Somebody dropped the ball on the Montana website the 2840 is the only one with a full set of specs in the compact tractor line. It is listed as 28 gross engine hp and 23 pto hp. The amount of drop would be very close to the same for your 30 gross engine hp and is a fairly common amount for that size tractor. 25 pto would most likely be a safe bet.
Here is some data from a test about efficiencies of engine and PTO. Of course, logic will tell you that a gear transmission will have less loss than a hydrostatic transmission.
Another interesting comparison can be made using the maximum available drawbar hp at 100 percent load and the maximum PTO hp. A ratio of the drawbar hp to the maximum PTO hp is an indicator of the efficiency of the drive train of the tractor. Consider Test Nos. 1255 and 1257 for an IH 986 diesel with 16-speed transmission and IH hydrostatic diesel 186. These tractors have identical engines, producing approximately 105 PTO hp. However, the standard transmission 986 produces 90 drawbar hp, while the hydrodrive produces 80 drawbar hp.
The comparison of drive train efficiencies is as follows. IH 986: 90/105 = 86 percent; IH 186 hydro: 80/105 = 76 percent. The tractor with the standard transmission has less loss in the drive train and is able to transmit more power to the drawbar. The overall fuel efficiency with the standard transmission is obviously better. In this case, the potential buyer would have to decide whether the advantages of the hydrostatic transmission were worth the increase in fuel consumption and efficiency.
I don't know if Kubota is overly conservative with PTO ratings, but, I find it a bit odd that when you have several models that are essentially the same tractor, but with different HP engines, that the higher HP models seem to loose more PTO power to the hydrostatic. I can see the drawbar power being a % of engine power, and thus the model with the larger engine will lose more HP getting that power to the wheels, but the PTO doesn't use the HST.
Case in point:
B7610 - engine=24HP, PTO=18HP
B7510 - engine=21HP, PTO = 16HP.
The B7610 has 3 more engine HP, but only 2 more PTO HP. The B2920, B2620, and B2310 have similar differnces (there is like 3 engine HP between each of these three models, but 2 PTO HP).
I would think that because the tractors weight about the same, the the power required to move the tractor with the HST would be about the same, regardless of available engine HP, and that the full difference in engine HP would be available at the PTO. Also, would more than this PTO HP spec be available for stationary use (such a chipper or generator), since the HST isn't being used?
Tractor engine power can be used in several ways. The most common uses are the PTO shaft and the drawbar. PTO power is easy to accurately measured, and is the most common way of describing tractor power. PTO power is about 96 to 98 percent of engine power

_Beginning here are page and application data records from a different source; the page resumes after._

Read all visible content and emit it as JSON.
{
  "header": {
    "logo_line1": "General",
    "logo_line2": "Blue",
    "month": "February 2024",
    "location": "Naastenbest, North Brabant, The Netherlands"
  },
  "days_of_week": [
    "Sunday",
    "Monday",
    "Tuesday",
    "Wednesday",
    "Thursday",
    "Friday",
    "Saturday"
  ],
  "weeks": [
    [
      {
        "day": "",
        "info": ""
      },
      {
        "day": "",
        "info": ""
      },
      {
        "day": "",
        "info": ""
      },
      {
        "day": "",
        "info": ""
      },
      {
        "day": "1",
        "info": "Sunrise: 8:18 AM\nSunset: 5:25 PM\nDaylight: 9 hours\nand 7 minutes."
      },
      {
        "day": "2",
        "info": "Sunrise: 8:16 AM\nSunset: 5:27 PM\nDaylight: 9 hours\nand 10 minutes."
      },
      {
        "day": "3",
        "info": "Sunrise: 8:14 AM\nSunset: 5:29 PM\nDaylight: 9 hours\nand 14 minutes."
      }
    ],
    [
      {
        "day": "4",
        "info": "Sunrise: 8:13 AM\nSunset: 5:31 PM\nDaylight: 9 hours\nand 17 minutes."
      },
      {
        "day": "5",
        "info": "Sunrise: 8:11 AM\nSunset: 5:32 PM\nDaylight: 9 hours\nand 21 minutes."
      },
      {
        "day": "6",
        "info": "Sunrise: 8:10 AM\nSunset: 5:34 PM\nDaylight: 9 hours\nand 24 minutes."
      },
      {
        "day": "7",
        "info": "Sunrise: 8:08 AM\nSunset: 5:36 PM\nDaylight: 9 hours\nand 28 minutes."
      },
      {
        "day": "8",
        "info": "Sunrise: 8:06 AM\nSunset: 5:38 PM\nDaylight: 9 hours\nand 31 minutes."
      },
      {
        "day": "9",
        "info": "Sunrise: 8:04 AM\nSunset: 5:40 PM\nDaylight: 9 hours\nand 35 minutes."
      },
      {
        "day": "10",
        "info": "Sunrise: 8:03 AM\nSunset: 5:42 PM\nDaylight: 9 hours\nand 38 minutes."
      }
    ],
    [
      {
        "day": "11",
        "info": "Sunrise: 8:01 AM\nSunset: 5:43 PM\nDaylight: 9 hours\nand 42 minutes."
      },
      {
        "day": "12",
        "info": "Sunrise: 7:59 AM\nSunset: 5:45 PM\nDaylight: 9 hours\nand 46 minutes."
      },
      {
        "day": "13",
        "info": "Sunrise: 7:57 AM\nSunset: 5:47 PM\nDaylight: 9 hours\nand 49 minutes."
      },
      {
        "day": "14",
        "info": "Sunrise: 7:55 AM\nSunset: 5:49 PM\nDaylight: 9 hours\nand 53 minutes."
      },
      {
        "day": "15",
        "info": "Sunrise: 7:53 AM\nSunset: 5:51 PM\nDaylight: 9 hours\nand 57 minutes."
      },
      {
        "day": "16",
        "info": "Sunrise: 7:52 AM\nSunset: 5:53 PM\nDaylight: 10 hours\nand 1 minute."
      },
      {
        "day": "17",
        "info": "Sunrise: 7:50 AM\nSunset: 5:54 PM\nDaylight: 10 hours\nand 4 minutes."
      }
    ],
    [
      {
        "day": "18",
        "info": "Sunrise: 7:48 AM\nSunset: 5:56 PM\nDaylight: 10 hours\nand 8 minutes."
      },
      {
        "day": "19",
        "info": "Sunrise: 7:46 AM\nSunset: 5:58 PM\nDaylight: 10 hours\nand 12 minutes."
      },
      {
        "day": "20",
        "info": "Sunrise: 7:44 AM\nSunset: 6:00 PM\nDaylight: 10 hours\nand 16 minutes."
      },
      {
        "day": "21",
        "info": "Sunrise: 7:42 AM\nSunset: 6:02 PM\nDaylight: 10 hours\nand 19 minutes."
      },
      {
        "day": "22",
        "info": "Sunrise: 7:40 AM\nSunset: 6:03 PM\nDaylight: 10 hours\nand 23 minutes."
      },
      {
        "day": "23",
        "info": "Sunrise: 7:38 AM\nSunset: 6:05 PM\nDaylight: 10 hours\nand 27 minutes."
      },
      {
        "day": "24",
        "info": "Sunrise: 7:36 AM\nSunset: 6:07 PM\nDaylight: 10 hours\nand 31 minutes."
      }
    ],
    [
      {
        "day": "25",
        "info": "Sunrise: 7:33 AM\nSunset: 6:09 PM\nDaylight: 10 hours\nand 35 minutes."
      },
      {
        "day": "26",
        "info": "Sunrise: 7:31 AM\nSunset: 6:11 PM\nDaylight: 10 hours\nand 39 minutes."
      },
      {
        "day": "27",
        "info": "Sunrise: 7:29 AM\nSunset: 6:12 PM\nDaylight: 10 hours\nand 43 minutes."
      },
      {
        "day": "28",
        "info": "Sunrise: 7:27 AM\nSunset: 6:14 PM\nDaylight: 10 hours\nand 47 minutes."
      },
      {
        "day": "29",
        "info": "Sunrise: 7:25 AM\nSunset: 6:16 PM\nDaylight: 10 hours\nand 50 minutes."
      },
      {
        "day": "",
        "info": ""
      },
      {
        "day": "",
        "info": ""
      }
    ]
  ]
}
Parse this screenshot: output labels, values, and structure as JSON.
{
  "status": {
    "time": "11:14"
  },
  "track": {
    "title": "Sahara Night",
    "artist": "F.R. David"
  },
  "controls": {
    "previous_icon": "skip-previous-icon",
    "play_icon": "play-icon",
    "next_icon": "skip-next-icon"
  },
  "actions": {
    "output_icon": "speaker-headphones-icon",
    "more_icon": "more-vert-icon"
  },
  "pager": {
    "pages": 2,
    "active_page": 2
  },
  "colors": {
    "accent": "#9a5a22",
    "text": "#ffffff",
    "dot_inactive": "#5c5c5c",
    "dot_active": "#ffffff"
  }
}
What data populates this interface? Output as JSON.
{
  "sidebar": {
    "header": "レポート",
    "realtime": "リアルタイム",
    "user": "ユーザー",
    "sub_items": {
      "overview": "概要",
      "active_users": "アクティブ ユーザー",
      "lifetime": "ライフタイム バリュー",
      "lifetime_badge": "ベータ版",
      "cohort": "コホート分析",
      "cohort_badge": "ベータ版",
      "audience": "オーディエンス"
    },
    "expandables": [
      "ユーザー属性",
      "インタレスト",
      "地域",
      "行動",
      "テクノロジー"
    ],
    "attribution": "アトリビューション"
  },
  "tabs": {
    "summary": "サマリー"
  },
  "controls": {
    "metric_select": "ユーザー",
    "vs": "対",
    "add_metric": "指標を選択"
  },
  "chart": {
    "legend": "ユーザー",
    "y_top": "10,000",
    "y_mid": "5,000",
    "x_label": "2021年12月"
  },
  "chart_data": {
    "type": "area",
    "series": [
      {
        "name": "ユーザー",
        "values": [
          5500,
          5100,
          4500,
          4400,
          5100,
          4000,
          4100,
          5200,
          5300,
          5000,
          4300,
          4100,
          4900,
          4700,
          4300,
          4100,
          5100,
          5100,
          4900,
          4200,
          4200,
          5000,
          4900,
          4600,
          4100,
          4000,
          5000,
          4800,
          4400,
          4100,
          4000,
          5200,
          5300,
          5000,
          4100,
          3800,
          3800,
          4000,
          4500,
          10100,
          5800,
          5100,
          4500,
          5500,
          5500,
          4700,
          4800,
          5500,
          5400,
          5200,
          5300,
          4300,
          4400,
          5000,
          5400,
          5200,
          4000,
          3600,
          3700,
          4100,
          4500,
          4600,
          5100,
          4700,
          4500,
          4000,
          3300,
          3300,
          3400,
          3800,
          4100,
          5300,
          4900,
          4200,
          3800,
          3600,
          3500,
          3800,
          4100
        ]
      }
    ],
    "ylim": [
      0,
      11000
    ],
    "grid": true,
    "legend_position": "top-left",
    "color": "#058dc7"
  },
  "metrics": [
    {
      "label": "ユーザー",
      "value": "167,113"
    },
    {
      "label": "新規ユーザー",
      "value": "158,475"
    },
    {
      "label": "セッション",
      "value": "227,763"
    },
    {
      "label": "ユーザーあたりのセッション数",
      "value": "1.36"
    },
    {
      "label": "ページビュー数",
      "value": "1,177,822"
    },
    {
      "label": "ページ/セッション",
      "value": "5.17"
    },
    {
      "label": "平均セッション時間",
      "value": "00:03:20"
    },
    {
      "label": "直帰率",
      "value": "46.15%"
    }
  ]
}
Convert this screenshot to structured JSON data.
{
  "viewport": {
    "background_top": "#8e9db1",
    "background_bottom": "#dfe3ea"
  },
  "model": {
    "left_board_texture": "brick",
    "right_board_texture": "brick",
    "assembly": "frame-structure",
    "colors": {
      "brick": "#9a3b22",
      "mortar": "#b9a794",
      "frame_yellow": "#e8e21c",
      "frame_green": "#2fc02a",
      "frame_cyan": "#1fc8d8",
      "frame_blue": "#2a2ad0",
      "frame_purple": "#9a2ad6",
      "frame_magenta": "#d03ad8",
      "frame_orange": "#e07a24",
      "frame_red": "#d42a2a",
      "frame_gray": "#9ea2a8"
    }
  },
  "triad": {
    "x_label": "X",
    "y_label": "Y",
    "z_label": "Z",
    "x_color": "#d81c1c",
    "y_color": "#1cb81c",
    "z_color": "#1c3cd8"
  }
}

Anytime that gears are used to increase of decrease rpm, there will be some HP losses.
I believe the HST is always pumping fluid when the tractor is running, and fluid is moving, with very little pressure, and taking up some HP, therefore the difference between a gear tractor PTO HP, and one with HST.